* TASK DIRECTIONS: Please give every record below again exactly, and keep the pictures out.
----
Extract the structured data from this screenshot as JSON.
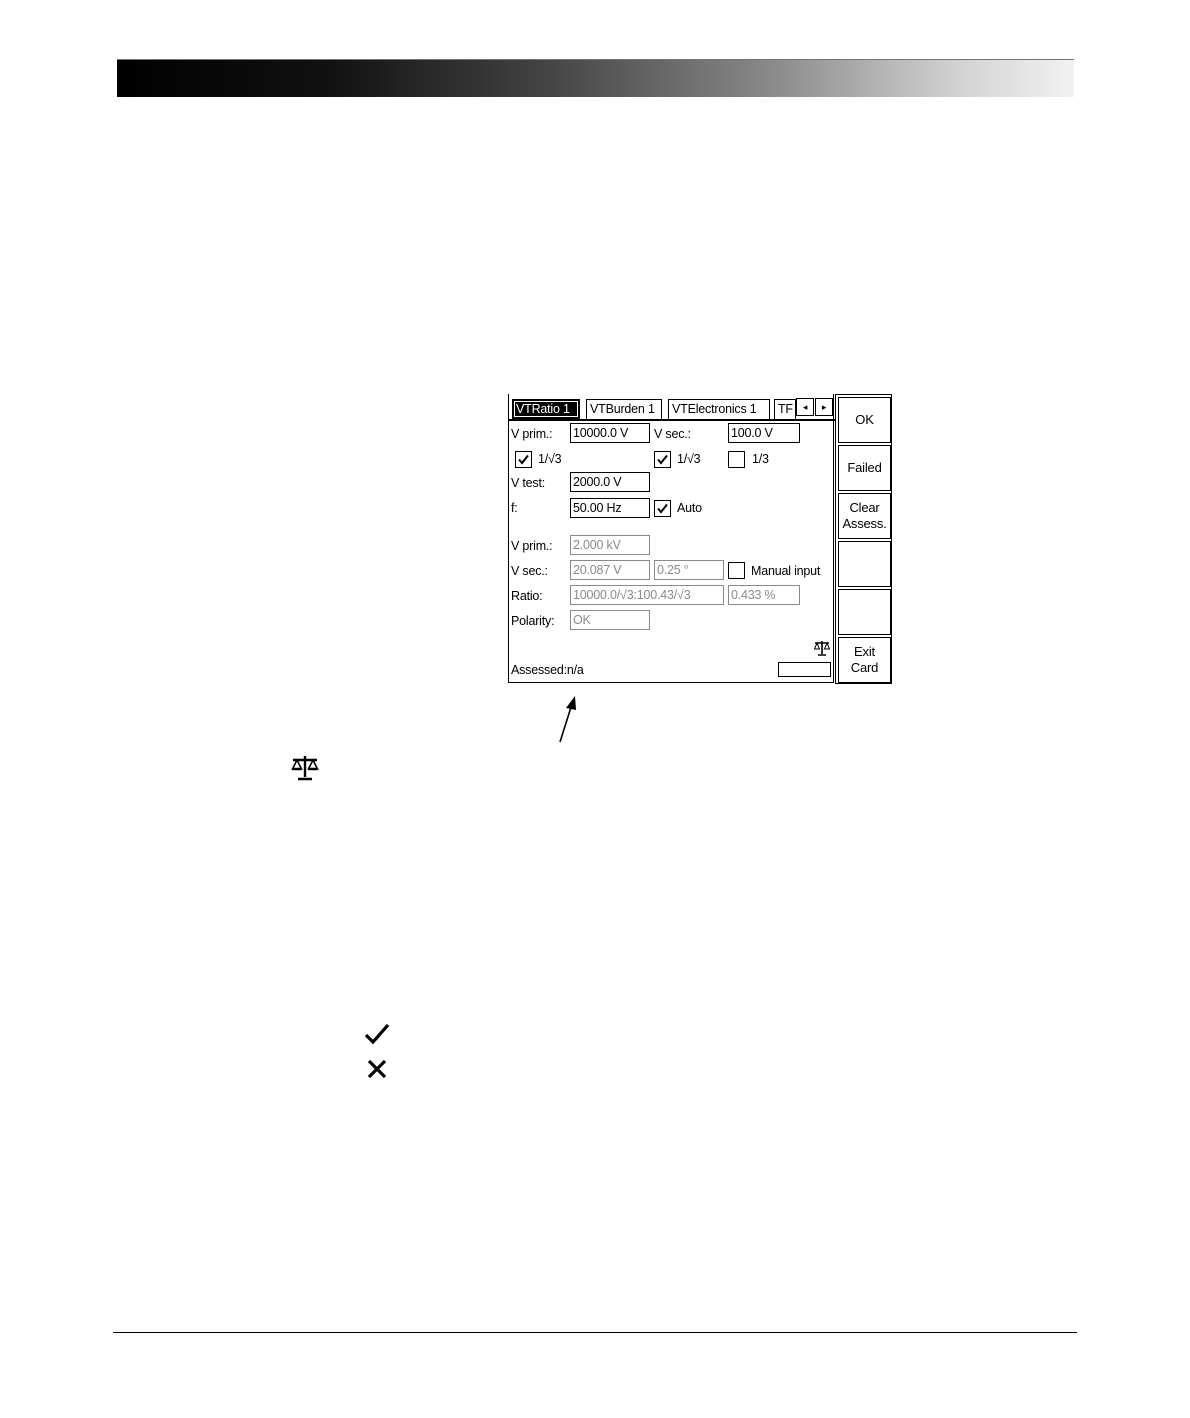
{
  "tabs": [
    {
      "label": "VTRatio 1",
      "active": true
    },
    {
      "label": "VTBurden 1",
      "active": false
    },
    {
      "label": "VTElectronics 1",
      "active": false
    },
    {
      "label": "TF",
      "active": false
    }
  ],
  "settings": {
    "vprim_label": "V prim.:",
    "vprim_value": "10000.0 V",
    "vsec_label": "V sec.:",
    "vsec_value": "100.0 V",
    "cb_prim_sqrt3_label": "1/√3",
    "cb_sec_sqrt3_label": "1/√3",
    "cb_third_label": "1/3",
    "vtest_label": "V test:",
    "vtest_value": "2000.0 V",
    "f_label": "f:",
    "f_value": "50.00 Hz",
    "auto_label": "Auto"
  },
  "checkbox_states": {
    "prim_sqrt3": true,
    "sec_sqrt3": true,
    "third": false,
    "auto": true,
    "manual_input": false
  },
  "results": {
    "vprim_label": "V prim.:",
    "vprim_value": "2.000 kV",
    "vsec_label": "V sec.:",
    "vsec_value": "20.087 V",
    "vsec_phase": "0.25 °",
    "manual_input_label": "Manual input",
    "ratio_label": "Ratio:",
    "ratio_value": "10000.0/√3:100.43/√3",
    "ratio_error": "0.433 %",
    "polarity_label": "Polarity:",
    "polarity_value": "OK"
  },
  "status": {
    "assessed": "Assessed:n/a"
  },
  "side_buttons": [
    {
      "label": "OK"
    },
    {
      "label": "Failed"
    },
    {
      "label": "Clear\nAssess."
    },
    {
      "label": ""
    },
    {
      "label": ""
    },
    {
      "label": "Exit\nCard"
    }
  ],
  "icons": {
    "scale": "scale-icon",
    "check": "check-icon",
    "cross": "cross-icon",
    "tab_left": "◂",
    "tab_right": "▸"
  }
}
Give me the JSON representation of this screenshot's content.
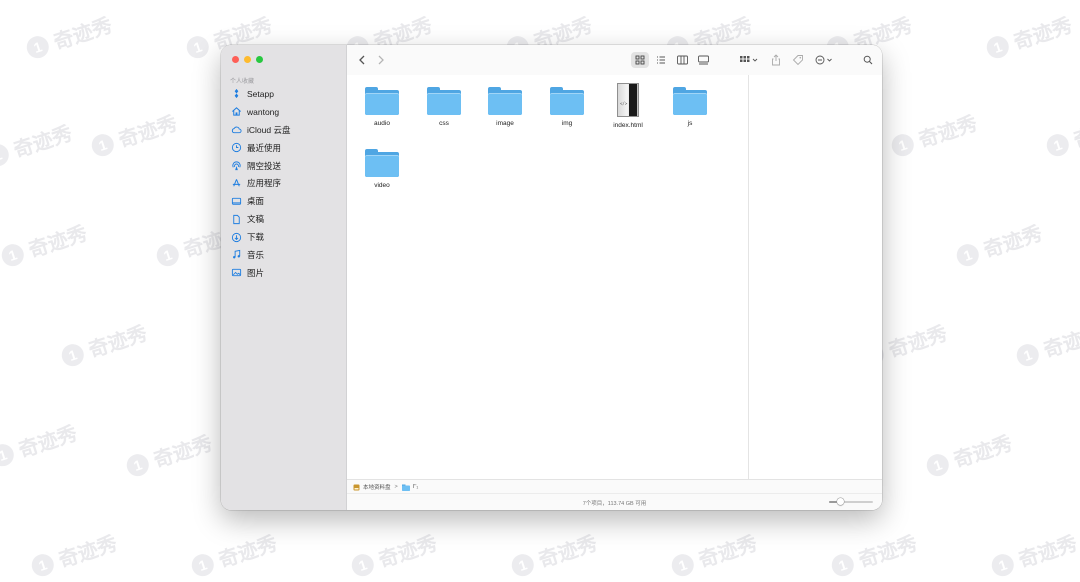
{
  "watermark": {
    "text": "奇迹秀"
  },
  "colors": {
    "folder": "#6dbff3",
    "accent": "#1f7ee0",
    "sidebar_bg": "#e3e2e4"
  },
  "sidebar": {
    "section_title": "个人收藏",
    "items": [
      {
        "label": "Setapp",
        "icon": "setapp-icon"
      },
      {
        "label": "wantong",
        "icon": "home-icon"
      },
      {
        "label": "iCloud 云盘",
        "icon": "cloud-icon"
      },
      {
        "label": "最近使用",
        "icon": "clock-icon"
      },
      {
        "label": "隔空投送",
        "icon": "airdrop-icon"
      },
      {
        "label": "应用程序",
        "icon": "applications-icon"
      },
      {
        "label": "桌面",
        "icon": "desktop-icon"
      },
      {
        "label": "文稿",
        "icon": "document-icon"
      },
      {
        "label": "下载",
        "icon": "download-icon"
      },
      {
        "label": "音乐",
        "icon": "music-icon"
      },
      {
        "label": "图片",
        "icon": "photos-icon"
      }
    ]
  },
  "toolbar": {
    "back": "back-chevron-icon",
    "forward": "forward-chevron-icon",
    "view_modes": [
      "icon-view-icon",
      "list-view-icon",
      "column-view-icon",
      "gallery-view-icon"
    ],
    "active_view": "icon-view-icon"
  },
  "files": [
    {
      "name": "audio",
      "kind": "folder"
    },
    {
      "name": "css",
      "kind": "folder"
    },
    {
      "name": "image",
      "kind": "folder"
    },
    {
      "name": "img",
      "kind": "folder"
    },
    {
      "name": "index.html",
      "kind": "html"
    },
    {
      "name": "js",
      "kind": "folder"
    },
    {
      "name": "video",
      "kind": "folder"
    }
  ],
  "pathbar": {
    "root": "本地资料盘",
    "folder": "I''₁"
  },
  "status": {
    "text": "7个项目，113.74 GB 可用"
  },
  "zoom_level": 0.25
}
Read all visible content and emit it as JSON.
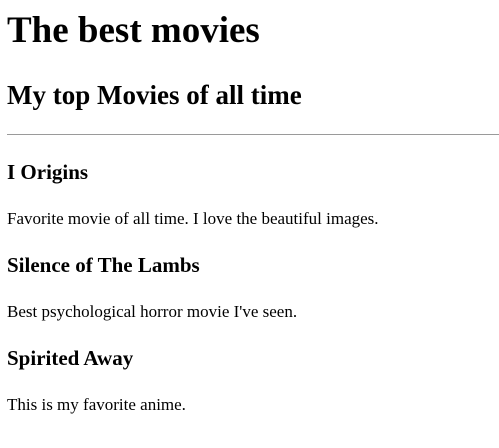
{
  "page": {
    "heading": "The best movies",
    "subheading": "My top Movies of all time"
  },
  "movies": [
    {
      "title": "I Origins",
      "description": "Favorite movie of all time. I love the beautiful images."
    },
    {
      "title": "Silence of The Lambs",
      "description": "Best psychological horror movie I've seen."
    },
    {
      "title": "Spirited Away",
      "description": "This is my favorite anime."
    }
  ]
}
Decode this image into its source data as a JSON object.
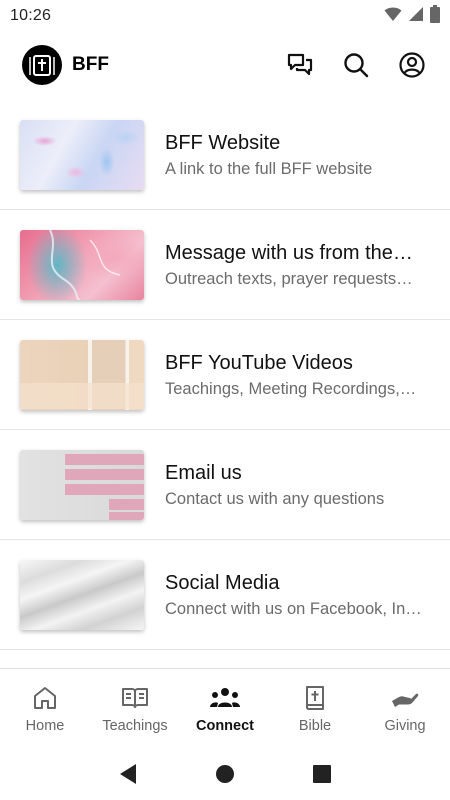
{
  "status_bar": {
    "time": "10:26",
    "icons": [
      "wifi-icon",
      "signal-icon",
      "battery-icon"
    ]
  },
  "app_bar": {
    "title": "BFF",
    "logo": "church-logo",
    "actions": [
      "chat-icon",
      "search-icon",
      "account-icon"
    ]
  },
  "items": [
    {
      "title": "BFF Website",
      "subtitle": "A link to the full BFF website",
      "thumb": "pastel-marble-blue"
    },
    {
      "title": "Message with us from the…",
      "subtitle": "Outreach texts, prayer requests…",
      "thumb": "pink-teal-fluid-art"
    },
    {
      "title": "BFF YouTube Videos",
      "subtitle": "Teachings, Meeting Recordings,…",
      "thumb": "beige-paper-stripes"
    },
    {
      "title": "Email us",
      "subtitle": "Contact us with any questions",
      "thumb": "grey-pink-stripes"
    },
    {
      "title": "Social Media",
      "subtitle": "Connect with us on Facebook, In…",
      "thumb": "white-marble"
    }
  ],
  "bottom_nav": {
    "items": [
      {
        "label": "Home",
        "icon": "home-icon",
        "active": false
      },
      {
        "label": "Teachings",
        "icon": "book-icon",
        "active": false
      },
      {
        "label": "Connect",
        "icon": "group-icon",
        "active": true
      },
      {
        "label": "Bible",
        "icon": "bible-icon",
        "active": false
      },
      {
        "label": "Giving",
        "icon": "giving-hand-icon",
        "active": false
      }
    ]
  },
  "system_nav": [
    "back-icon",
    "home-circle-icon",
    "recents-icon"
  ],
  "colors": {
    "active_nav": "#111111",
    "inactive_nav": "#666666",
    "subtitle": "#6b6b6b",
    "divider": "#e6e6e6"
  }
}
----
* REPLY:
Extract the structured data from this screenshot as JSON.
{
  "tabs": [
    {
      "label": "VTRatio 1",
      "active": true
    },
    {
      "label": "VTBurden 1",
      "active": false
    },
    {
      "label": "VTElectronics 1",
      "active": false
    },
    {
      "label": "TF",
      "active": false
    }
  ],
  "settings": {
    "vprim_label": "V prim.:",
    "vprim_value": "10000.0 V",
    "vsec_label": "V sec.:",
    "vsec_value": "100.0 V",
    "cb_prim_sqrt3_label": "1/√3",
    "cb_sec_sqrt3_label": "1/√3",
    "cb_third_label": "1/3",
    "vtest_label": "V test:",
    "vtest_value": "2000.0 V",
    "f_label": "f:",
    "f_value": "50.00 Hz",
    "auto_label": "Auto"
  },
  "checkbox_states": {
    "prim_sqrt3": true,
    "sec_sqrt3": true,
    "third": false,
    "auto": true,
    "manual_input": false
  },
  "results": {
    "vprim_label": "V prim.:",
    "vprim_value": "2.000 kV",
    "vsec_label": "V sec.:",
    "vsec_value": "20.087 V",
    "vsec_phase": "0.25 °",
    "manual_input_label": "Manual input",
    "ratio_label": "Ratio:",
    "ratio_value": "10000.0/√3:100.43/√3",
    "ratio_error": "0.433 %",
    "polarity_label": "Polarity:",
    "polarity_value": "OK"
  },
  "status": {
    "assessed": "Assessed:n/a"
  },
  "side_buttons": [
    {
      "label": "OK"
    },
    {
      "label": "Failed"
    },
    {
      "label": "Clear\nAssess."
    },
    {
      "label": ""
    },
    {
      "label": ""
    },
    {
      "label": "Exit\nCard"
    }
  ],
  "icons": {
    "scale": "scale-icon",
    "check": "check-icon",
    "cross": "cross-icon",
    "tab_left": "◂",
    "tab_right": "▸"
  }
}
Give me the JSON representation of this screenshot's content.
{
  "watermark": {
    "text": "奇迹秀"
  },
  "colors": {
    "folder": "#6dbff3",
    "accent": "#1f7ee0",
    "sidebar_bg": "#e3e2e4"
  },
  "sidebar": {
    "section_title": "个人收藏",
    "items": [
      {
        "label": "Setapp",
        "icon": "setapp-icon"
      },
      {
        "label": "wantong",
        "icon": "home-icon"
      },
      {
        "label": "iCloud 云盘",
        "icon": "cloud-icon"
      },
      {
        "label": "最近使用",
        "icon": "clock-icon"
      },
      {
        "label": "隔空投送",
        "icon": "airdrop-icon"
      },
      {
        "label": "应用程序",
        "icon": "applications-icon"
      },
      {
        "label": "桌面",
        "icon": "desktop-icon"
      },
      {
        "label": "文稿",
        "icon": "document-icon"
      },
      {
        "label": "下载",
        "icon": "download-icon"
      },
      {
        "label": "音乐",
        "icon": "music-icon"
      },
      {
        "label": "图片",
        "icon": "photos-icon"
      }
    ]
  },
  "toolbar": {
    "back": "back-chevron-icon",
    "forward": "forward-chevron-icon",
    "view_modes": [
      "icon-view-icon",
      "list-view-icon",
      "column-view-icon",
      "gallery-view-icon"
    ],
    "active_view": "icon-view-icon"
  },
  "files": [
    {
      "name": "audio",
      "kind": "folder"
    },
    {
      "name": "css",
      "kind": "folder"
    },
    {
      "name": "image",
      "kind": "folder"
    },
    {
      "name": "img",
      "kind": "folder"
    },
    {
      "name": "index.html",
      "kind": "html"
    },
    {
      "name": "js",
      "kind": "folder"
    },
    {
      "name": "video",
      "kind": "folder"
    }
  ],
  "pathbar": {
    "root": "本地资料盘",
    "folder": "I''₁"
  },
  "status": {
    "text": "7个项目，113.74 GB 可用"
  },
  "zoom_level": 0.25
}
Read all visible content and emit it as JSON.
{
  "page": {
    "heading": "The best movies",
    "subheading": "My top Movies of all time"
  },
  "movies": [
    {
      "title": "I Origins",
      "description": "Favorite movie of all time. I love the beautiful images."
    },
    {
      "title": "Silence of The Lambs",
      "description": "Best psychological horror movie I've seen."
    },
    {
      "title": "Spirited Away",
      "description": "This is my favorite anime."
    }
  ]
}
Decode this image into its source data as a JSON object.
{
  "status_bar": {
    "time": "10:26",
    "icons": [
      "wifi-icon",
      "signal-icon",
      "battery-icon"
    ]
  },
  "app_bar": {
    "title": "BFF",
    "logo": "church-logo",
    "actions": [
      "chat-icon",
      "search-icon",
      "account-icon"
    ]
  },
  "items": [
    {
      "title": "BFF Website",
      "subtitle": "A link to the full BFF website",
      "thumb": "pastel-marble-blue"
    },
    {
      "title": "Message with us from the…",
      "subtitle": "Outreach texts, prayer requests…",
      "thumb": "pink-teal-fluid-art"
    },
    {
      "title": "BFF YouTube Videos",
      "subtitle": "Teachings, Meeting Recordings,…",
      "thumb": "beige-paper-stripes"
    },
    {
      "title": "Email us",
      "subtitle": "Contact us with any questions",
      "thumb": "grey-pink-stripes"
    },
    {
      "title": "Social Media",
      "subtitle": "Connect with us on Facebook, In…",
      "thumb": "white-marble"
    }
  ],
  "bottom_nav": {
    "items": [
      {
        "label": "Home",
        "icon": "home-icon",
        "active": false
      },
      {
        "label": "Teachings",
        "icon": "book-icon",
        "active": false
      },
      {
        "label": "Connect",
        "icon": "group-icon",
        "active": true
      },
      {
        "label": "Bible",
        "icon": "bible-icon",
        "active": false
      },
      {
        "label": "Giving",
        "icon": "giving-hand-icon",
        "active": false
      }
    ]
  },
  "system_nav": [
    "back-icon",
    "home-circle-icon",
    "recents-icon"
  ],
  "colors": {
    "active_nav": "#111111",
    "inactive_nav": "#666666",
    "subtitle": "#6b6b6b",
    "divider": "#e6e6e6"
  }
}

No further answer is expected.